Payouts for dismemberment are typically listed as a percentage of your policy's death benefit, with a certain percentage corresponding to each limb (or combination thereof). The most common payout structure is 50% of the death benefit per limb and 100% for the loss of multiple limbs (with the maximum total payout being 100%), but there are often differences by insurer.
Dismemberment policy payout percentages based on injury
Sun Life Financial
|Loss of thumb and index finger||None||25%||None|
|Loss of a hand or foot||50%||50%||50%|
|Loss of sight in one eye||50%||50%||50%|
|Loss of two parts (hand, foot, sight in one eye)||100%||100%||100%|
|Loss of speech or hearing||None||50%||None|
|Loss of speech and hearing||None||100%||None|
Life insurance vs. AD&D insurance: What's the difference?
The primary difference between life insurance and AD&D insurance is the set of circumstances under which a policy will pay a death benefit. Since AD&D insurance limits payouts to accidents, coverage is significantly cheaper. But you may also need life insurance to cover your family in case your death is due to illness.
We would typically recommend accidental death and dismemberment insurance as a supplement or rider to traditional life insurance, but not as a stand-alone policy.
If you're concerned about your ability to cover medical expenses, you may favor AD&D's dismemberment benefits, but these are also restricted to accidents and don't cover a variety of other medical issues. Term life insurance policies are quite cheap and can come with a variety of riders offering such assistance as disability income, waiver of premiums and an accelerated death benefit in the case you become permanently disabled.
Types of group AD&D insurance
If your company offers group life insurance, accidental death and dismemberment coverage is often provided alongside your policy. Group AD&D plan benefits are structured in the same manner as those for individual policies, but the company may refer to coverage by different names:
How it works
|Basic AD&D insurance||Employer||A set amount of coverage is included as part of your group life insurance policy, similar to a rider.|
|Supplemental AD&D insurance||Employee||You can purchase optional AD&D coverage in addition to the basic coverage.|

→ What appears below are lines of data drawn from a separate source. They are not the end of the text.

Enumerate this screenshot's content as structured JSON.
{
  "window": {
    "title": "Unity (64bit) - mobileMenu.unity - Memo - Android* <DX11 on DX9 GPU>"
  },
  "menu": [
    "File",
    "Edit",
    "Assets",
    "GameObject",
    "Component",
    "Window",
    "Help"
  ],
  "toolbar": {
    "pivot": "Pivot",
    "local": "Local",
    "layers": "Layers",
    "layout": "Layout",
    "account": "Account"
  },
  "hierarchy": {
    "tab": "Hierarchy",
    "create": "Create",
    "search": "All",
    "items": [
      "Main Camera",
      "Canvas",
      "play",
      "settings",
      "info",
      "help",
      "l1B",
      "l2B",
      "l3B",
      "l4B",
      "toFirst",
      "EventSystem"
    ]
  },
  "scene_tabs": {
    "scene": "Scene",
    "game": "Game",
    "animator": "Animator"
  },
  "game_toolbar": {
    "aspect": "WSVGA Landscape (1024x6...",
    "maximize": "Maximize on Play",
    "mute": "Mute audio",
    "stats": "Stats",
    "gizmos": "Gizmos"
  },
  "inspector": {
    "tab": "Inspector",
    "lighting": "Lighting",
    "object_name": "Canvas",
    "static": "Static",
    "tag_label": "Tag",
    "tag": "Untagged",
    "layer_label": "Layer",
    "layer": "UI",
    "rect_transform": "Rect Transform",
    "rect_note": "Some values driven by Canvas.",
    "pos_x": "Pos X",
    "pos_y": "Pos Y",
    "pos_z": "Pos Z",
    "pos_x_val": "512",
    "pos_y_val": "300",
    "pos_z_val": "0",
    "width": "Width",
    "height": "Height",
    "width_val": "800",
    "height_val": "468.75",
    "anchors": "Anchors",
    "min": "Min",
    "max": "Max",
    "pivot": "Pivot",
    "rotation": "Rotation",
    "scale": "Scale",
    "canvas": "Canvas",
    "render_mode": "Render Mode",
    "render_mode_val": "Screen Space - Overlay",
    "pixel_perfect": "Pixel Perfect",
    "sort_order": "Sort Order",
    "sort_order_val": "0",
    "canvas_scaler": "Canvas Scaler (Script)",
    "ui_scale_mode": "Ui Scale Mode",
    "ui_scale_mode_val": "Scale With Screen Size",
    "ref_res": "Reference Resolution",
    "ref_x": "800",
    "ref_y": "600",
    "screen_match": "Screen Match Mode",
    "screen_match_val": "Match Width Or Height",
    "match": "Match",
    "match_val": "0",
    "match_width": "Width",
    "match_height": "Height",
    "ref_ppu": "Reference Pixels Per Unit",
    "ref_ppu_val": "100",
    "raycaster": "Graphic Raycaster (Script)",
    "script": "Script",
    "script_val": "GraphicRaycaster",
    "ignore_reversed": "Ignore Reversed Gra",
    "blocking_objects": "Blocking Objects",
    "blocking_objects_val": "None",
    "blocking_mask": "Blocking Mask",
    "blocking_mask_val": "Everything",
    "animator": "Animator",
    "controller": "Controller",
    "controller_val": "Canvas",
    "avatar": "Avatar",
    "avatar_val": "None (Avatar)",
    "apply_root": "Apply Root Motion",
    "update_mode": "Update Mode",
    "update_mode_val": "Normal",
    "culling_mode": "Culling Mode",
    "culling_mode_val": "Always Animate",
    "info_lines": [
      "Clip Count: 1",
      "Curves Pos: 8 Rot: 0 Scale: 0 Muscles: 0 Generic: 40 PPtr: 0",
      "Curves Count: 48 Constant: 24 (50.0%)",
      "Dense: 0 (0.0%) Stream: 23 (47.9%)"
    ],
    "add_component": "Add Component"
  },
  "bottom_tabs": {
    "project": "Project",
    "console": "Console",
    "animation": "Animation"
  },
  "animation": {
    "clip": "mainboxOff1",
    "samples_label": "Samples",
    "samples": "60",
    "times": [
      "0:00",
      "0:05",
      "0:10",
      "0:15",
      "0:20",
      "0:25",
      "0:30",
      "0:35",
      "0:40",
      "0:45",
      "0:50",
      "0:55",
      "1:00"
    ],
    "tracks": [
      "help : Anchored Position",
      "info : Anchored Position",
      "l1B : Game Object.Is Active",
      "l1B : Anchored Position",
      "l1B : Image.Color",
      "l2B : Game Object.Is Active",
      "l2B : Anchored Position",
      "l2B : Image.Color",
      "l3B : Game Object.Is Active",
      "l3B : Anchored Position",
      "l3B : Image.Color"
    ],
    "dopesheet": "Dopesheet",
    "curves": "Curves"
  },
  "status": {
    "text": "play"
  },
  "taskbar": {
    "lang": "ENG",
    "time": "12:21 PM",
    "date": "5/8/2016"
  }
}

|Voluntary AD&D insurance||Employee||Similar to a stand-alone policy, you can purchase AD&D coverage without having a group life insurance policy.|